Friday, May 30, 2014

Cocktail of the Week: The Douglas Fairbanks

“You can talk about your stars and their talents … but Douglas Fairbanks had something none of the rest ever possessed. It was a combination of good manners, looks, athletic skill, and extroverted charm. Doug loved everybody, and his infectious grin and easy way made everybody love him.”

So wrote Hedda Hopper in her 1952 autobiography From Under My Hat. (Examples of other stars and their talents cited by La Hopper: “Jack Gilbert’s poetic love-making, Wally Reid’s boyishness.” It’s a one-of-a-kind book.) The man crowned King of Hollywood and the movies’ first great action hero – he played Zorro, Robin Hood, D’Artagnan – deserved to have a cocktail named in his honor, like two of his fellow co-founders of United Artists Mary Pickford, aka Mrs. Fairbanks, and Charlie Chaplin. Douglas Fairbanks (born Douglas Ullman) may have been a teetotaler, but Hollywood never lets facts get in the way of a story.

The question is: which drink is Douglas’s? Page through The Savoy Cocktail Book by Harry Craddock or Patrick Gavin Duffy’s Official Mixer’s Manual and you’ll find the Fairbanks numbers 1 and 2, neither bearing a Christian name. The Fairbanks #2 is a martini variation with Crème de Noyaux, the pinkish liqueur made from apricot kernels yet tasting of almonds. This drink started in the 1920s as the Fairbank, but somewhere along the way an ‘s’ was appended. Clouding matters was an entry in Robert Vermiere’s Cocktails: How to Mix Them (1922), which claimed the drink was so called “after Senator Fairbank, a personal friend of the late President Roosevelt, of America.” Said Senator was actually Charles W. Fairbanks, not just Teddy Roosevelt’s personal friend but his Vice President. Considering Vermiere got both name and title wrong, it’s unclear how reliable a source he is, and anyway that’s not the drink I’m making. (By complete coincidence I had a riff on this Fairbanks courtesy of Ben Perri at the Zig Zag Café this week. With the addition of Cocchi Americano, it was terrific.)

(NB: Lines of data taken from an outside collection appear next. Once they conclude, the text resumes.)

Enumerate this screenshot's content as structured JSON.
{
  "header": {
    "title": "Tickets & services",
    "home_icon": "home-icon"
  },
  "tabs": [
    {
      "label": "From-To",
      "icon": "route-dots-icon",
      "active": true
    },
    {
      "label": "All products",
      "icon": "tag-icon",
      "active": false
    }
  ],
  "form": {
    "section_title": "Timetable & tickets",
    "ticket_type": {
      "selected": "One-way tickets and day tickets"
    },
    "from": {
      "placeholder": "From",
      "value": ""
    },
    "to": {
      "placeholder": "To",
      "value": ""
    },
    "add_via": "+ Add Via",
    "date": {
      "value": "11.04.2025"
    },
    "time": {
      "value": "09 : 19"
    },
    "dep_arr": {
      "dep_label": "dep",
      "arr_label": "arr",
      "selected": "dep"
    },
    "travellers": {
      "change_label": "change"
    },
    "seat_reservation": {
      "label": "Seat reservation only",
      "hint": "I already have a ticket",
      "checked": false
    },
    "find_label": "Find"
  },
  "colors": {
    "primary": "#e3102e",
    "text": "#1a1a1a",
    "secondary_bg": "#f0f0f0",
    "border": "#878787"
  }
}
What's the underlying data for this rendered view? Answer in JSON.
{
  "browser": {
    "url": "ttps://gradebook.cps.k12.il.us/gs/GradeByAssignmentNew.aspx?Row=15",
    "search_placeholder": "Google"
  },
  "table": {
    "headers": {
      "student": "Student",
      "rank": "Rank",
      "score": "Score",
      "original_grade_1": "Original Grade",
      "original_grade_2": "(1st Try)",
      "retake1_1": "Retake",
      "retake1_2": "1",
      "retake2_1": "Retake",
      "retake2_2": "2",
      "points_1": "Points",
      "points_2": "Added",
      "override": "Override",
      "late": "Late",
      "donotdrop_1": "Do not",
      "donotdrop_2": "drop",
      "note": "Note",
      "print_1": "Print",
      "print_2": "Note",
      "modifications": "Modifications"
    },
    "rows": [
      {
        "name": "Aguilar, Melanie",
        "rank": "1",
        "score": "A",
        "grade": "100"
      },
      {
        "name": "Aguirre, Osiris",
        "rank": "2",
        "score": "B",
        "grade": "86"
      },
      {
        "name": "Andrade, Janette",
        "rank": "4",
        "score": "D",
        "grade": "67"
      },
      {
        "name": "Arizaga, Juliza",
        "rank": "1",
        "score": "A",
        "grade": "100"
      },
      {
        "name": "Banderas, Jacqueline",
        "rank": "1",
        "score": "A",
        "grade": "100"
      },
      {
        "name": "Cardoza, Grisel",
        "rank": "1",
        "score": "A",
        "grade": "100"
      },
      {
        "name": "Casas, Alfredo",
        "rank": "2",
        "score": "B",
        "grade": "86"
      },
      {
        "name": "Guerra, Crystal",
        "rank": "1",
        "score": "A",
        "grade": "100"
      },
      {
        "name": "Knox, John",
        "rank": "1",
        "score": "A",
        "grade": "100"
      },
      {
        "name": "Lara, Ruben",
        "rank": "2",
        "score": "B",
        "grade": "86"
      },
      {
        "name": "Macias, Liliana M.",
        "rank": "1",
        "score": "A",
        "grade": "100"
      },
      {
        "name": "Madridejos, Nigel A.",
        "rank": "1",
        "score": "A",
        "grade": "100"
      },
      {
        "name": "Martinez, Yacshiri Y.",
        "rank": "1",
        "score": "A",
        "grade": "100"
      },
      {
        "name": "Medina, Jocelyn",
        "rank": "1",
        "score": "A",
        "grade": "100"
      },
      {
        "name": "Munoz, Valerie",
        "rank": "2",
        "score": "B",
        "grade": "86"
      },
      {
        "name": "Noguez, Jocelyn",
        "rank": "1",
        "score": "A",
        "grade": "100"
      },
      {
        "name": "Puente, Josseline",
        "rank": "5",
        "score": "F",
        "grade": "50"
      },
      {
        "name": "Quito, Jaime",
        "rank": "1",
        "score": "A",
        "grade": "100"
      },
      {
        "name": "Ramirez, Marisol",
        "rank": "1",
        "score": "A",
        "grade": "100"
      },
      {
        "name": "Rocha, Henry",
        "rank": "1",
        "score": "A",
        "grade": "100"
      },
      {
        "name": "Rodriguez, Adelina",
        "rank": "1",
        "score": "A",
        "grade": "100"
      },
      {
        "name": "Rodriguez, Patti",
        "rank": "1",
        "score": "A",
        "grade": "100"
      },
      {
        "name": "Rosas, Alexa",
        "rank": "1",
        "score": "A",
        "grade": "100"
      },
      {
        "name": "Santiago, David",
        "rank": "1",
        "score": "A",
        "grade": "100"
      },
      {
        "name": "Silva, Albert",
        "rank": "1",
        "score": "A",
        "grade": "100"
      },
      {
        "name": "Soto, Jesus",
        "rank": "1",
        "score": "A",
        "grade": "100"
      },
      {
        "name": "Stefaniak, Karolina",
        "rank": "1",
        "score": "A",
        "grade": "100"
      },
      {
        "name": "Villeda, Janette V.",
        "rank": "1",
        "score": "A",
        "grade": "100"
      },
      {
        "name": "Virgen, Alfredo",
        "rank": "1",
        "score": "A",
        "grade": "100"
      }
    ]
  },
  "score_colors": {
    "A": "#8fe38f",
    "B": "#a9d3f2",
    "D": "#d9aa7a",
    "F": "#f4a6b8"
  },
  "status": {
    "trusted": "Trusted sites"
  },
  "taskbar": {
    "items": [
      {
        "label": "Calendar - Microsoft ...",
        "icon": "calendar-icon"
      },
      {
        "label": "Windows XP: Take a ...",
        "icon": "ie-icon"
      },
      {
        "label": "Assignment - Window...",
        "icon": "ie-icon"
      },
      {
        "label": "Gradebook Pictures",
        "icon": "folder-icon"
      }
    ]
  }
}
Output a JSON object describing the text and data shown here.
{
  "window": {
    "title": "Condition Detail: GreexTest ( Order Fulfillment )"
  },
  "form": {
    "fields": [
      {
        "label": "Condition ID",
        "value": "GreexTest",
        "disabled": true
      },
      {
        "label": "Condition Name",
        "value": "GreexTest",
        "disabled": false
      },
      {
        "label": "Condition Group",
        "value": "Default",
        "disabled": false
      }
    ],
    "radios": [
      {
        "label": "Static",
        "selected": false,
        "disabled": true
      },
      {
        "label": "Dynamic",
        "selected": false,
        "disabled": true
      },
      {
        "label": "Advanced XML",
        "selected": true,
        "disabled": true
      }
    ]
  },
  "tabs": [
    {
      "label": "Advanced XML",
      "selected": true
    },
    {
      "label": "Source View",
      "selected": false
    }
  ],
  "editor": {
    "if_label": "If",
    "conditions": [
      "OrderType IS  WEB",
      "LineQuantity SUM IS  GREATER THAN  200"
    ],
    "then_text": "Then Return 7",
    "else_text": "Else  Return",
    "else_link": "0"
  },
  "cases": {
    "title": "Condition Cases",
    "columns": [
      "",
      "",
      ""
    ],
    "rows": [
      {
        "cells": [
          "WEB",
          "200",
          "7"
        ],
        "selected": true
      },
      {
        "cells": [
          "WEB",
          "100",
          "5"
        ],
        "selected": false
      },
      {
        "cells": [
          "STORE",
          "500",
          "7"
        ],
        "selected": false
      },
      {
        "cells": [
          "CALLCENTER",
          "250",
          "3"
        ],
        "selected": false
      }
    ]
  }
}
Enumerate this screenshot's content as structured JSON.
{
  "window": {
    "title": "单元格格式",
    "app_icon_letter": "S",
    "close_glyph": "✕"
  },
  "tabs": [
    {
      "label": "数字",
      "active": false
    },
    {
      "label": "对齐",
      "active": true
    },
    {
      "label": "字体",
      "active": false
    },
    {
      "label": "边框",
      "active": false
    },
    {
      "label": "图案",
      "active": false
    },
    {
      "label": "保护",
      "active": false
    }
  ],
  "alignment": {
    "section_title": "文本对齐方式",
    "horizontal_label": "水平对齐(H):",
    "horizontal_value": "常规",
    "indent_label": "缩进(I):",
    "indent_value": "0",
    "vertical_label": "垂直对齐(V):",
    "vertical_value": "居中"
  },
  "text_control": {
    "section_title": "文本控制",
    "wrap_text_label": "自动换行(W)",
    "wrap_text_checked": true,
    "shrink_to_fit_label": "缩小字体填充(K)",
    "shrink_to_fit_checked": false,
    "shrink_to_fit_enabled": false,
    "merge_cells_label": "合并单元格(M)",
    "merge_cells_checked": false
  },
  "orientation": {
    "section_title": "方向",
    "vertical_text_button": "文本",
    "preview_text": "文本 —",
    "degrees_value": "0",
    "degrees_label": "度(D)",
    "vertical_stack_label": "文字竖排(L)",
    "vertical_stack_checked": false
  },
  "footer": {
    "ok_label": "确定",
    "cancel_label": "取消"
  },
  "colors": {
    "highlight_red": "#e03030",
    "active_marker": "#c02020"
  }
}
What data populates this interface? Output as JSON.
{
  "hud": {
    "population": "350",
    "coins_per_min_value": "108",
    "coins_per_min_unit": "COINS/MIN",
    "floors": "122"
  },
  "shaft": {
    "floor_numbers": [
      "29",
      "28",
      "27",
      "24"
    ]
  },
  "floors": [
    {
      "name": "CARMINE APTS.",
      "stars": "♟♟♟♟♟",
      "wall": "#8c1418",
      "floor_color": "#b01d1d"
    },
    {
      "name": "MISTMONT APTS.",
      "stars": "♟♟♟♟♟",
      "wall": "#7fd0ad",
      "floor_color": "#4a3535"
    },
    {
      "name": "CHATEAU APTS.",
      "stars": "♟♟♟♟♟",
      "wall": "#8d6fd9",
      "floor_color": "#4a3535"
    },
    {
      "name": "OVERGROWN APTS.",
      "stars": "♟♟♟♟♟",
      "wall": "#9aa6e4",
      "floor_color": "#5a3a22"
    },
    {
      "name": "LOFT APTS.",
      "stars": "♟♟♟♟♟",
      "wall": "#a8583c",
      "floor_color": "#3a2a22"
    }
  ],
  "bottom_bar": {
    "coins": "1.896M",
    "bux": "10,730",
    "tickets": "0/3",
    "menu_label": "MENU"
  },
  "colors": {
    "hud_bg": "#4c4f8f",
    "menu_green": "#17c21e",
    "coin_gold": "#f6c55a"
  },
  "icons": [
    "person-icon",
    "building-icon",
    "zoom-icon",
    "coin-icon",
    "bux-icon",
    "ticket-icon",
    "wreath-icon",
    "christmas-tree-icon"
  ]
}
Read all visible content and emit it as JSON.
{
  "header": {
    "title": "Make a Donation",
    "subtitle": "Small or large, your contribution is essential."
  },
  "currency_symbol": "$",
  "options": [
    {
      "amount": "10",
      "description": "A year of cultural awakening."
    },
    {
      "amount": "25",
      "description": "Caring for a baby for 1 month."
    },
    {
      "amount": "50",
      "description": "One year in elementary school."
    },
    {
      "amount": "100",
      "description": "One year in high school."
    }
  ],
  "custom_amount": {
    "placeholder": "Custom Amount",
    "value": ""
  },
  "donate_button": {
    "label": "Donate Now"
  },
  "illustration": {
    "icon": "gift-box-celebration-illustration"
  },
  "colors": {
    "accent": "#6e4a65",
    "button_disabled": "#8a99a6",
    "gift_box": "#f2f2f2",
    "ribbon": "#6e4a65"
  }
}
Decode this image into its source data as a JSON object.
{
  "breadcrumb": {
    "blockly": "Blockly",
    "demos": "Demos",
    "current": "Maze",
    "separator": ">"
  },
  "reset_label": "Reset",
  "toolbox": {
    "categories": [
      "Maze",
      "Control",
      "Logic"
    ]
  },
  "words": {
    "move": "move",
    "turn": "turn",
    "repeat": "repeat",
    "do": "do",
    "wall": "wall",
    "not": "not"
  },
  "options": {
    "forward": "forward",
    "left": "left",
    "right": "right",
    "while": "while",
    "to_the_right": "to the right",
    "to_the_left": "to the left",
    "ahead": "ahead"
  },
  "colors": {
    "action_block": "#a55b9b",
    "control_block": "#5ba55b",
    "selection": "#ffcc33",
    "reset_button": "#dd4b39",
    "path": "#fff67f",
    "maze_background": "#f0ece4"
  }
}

More Hedda on Fairbanks: The actor famously had a steam room built at the studio he and Pickford owned. “That steam room was the great leveler. When he’s mother-naked, you can’t tell whether a man’s a duke, a masseur or a producer.” This fulfills my longtime dream of using the term “mother-naked” in one of these posts.

It’s more likely the Fairbanks #1 was named for the actor. The recipe originally appeared in the Sloppy Joe’s Cocktail Manuals published throughout the 1930s in Cuba, the land that sired Mary Pickford’s namesake drink. Craddock and Duffy prescribe an equal parts ratio of gin, apricot brandy and citrus juice (originally lemon, now lime), while Sloppy Joe and contemporary experts prefer a spirit-forward version. While grenadine is no longer included, the sometimes-vexing egg white called for by Sloppy Joe still is. I now follow the lead of the experts and use one egg white for two drinks. The Douglas Fairbanks proves such a sterling showcase for the derring-do of apricot brandy that although the egg white adds its usual silky mouthfeel, the cocktail would taste just fine without it.

One last tidbit from Hedda Hopper. When Douglas Fairbanks died, a coterie of pals led by actor/wrestler Bull Montana conspired at Hollywood’s Brown Derby to swipe the actor’s body, prop it under a favorite tree, and give him a more private sendoff. A busboy must have overheard the plan, because when Bull and the boys arrived at the mortuary the guard had been doubled. The ceremony proceeded at the Wee Kirk o’ the Heather without incident.

The Douglas Fairbanks

1 ½ oz. gin
1 oz. apricot brandy
½ oz. fresh lime juice
½ egg white (just use one egg white and make two drinks, it’s easier)

Shake the ingredients without ice, then with. Strain. No garnish.

Want more Cocktail of the Week? The first fifty-two essays are available in the Kindle bestseller DOWN THE HATCH: ONE MAN’S ONE YEAR ODYSSEY THROUGH CLASSIC COCKTAIL RECIPES AND LORE. Buy it now at